*** Data to examine
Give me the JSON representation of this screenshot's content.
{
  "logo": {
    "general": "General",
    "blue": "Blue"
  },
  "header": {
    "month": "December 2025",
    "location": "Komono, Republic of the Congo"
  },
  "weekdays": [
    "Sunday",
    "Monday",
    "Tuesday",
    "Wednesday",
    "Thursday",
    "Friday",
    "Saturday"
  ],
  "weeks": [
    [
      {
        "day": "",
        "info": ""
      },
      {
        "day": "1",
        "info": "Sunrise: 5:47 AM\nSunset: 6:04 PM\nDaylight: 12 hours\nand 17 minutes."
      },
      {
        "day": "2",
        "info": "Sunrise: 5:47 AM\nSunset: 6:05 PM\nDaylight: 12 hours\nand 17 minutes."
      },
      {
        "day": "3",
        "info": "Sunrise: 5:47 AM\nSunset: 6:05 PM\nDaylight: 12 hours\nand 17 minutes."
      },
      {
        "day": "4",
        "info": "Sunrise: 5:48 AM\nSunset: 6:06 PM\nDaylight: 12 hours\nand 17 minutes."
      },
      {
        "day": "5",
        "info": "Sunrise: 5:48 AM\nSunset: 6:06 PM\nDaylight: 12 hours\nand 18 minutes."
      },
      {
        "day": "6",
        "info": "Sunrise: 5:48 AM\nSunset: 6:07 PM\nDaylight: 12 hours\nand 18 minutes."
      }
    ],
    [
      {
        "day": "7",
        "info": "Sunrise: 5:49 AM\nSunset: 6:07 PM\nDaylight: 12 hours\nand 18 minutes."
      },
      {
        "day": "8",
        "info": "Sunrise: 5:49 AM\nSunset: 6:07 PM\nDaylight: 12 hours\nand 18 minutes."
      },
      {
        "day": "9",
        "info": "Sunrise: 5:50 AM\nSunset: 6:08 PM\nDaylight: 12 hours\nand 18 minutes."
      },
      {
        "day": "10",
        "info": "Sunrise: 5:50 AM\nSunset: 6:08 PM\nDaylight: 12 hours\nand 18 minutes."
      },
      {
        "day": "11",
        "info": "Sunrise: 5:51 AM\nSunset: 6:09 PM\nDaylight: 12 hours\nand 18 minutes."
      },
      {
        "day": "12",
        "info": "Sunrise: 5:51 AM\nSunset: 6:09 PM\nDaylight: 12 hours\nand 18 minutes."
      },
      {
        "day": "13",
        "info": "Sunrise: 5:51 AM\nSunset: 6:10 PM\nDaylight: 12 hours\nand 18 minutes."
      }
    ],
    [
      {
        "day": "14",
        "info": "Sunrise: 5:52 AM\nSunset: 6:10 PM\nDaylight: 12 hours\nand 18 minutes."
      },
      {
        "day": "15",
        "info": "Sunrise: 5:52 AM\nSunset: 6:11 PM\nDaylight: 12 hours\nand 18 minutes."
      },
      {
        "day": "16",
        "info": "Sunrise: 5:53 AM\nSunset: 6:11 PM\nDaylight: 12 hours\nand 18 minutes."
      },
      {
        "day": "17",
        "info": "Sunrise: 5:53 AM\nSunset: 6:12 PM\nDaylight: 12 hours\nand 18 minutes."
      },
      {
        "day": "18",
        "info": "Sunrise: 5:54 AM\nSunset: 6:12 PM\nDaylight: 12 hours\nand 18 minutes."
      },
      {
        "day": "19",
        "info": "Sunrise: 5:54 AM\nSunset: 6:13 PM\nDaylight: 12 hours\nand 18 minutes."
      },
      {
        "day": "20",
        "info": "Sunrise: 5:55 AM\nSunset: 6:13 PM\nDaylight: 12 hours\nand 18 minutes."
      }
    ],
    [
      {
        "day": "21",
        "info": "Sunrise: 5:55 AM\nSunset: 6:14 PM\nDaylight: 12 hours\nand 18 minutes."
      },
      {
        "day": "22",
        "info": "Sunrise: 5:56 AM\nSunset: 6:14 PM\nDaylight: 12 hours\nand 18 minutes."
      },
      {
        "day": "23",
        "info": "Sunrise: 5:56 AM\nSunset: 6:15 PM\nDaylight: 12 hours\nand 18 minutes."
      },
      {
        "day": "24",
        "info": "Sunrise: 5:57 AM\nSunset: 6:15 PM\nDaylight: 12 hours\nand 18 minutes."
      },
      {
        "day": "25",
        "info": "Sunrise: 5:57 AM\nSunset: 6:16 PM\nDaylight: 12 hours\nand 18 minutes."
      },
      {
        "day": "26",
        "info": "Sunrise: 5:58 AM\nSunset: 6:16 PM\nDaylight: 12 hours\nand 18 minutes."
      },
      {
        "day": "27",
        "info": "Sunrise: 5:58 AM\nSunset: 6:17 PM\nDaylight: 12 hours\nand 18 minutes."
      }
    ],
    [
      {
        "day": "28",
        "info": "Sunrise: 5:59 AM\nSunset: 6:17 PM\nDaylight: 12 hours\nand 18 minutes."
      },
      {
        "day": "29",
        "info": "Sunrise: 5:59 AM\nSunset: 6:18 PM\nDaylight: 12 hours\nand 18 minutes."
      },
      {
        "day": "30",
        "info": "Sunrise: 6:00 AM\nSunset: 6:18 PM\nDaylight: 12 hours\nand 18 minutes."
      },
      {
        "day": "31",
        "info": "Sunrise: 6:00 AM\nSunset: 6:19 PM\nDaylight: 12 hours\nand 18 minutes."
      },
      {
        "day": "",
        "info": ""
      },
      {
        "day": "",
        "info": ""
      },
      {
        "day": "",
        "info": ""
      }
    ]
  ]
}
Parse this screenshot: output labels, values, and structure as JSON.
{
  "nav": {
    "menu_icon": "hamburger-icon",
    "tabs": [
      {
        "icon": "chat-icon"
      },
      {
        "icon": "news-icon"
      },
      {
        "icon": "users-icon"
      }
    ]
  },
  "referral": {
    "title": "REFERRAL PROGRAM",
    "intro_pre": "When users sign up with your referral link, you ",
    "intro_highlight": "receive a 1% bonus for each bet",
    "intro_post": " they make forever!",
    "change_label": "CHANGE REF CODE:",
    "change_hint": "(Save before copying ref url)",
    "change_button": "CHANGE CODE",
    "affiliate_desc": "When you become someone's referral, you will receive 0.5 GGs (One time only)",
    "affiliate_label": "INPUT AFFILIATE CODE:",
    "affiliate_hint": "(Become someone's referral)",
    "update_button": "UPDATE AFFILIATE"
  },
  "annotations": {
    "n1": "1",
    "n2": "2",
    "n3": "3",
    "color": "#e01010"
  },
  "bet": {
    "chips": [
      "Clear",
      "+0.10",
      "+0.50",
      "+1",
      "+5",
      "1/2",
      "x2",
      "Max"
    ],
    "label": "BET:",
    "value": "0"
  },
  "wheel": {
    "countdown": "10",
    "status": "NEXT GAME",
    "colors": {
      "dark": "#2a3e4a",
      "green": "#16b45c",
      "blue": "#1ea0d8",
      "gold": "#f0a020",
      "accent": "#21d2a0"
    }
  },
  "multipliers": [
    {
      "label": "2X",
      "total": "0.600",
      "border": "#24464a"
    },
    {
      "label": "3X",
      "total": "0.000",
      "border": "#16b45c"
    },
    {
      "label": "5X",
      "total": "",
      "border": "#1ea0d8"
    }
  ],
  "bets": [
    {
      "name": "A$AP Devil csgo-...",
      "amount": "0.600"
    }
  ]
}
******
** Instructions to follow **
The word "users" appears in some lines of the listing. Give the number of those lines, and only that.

** Answer area **
2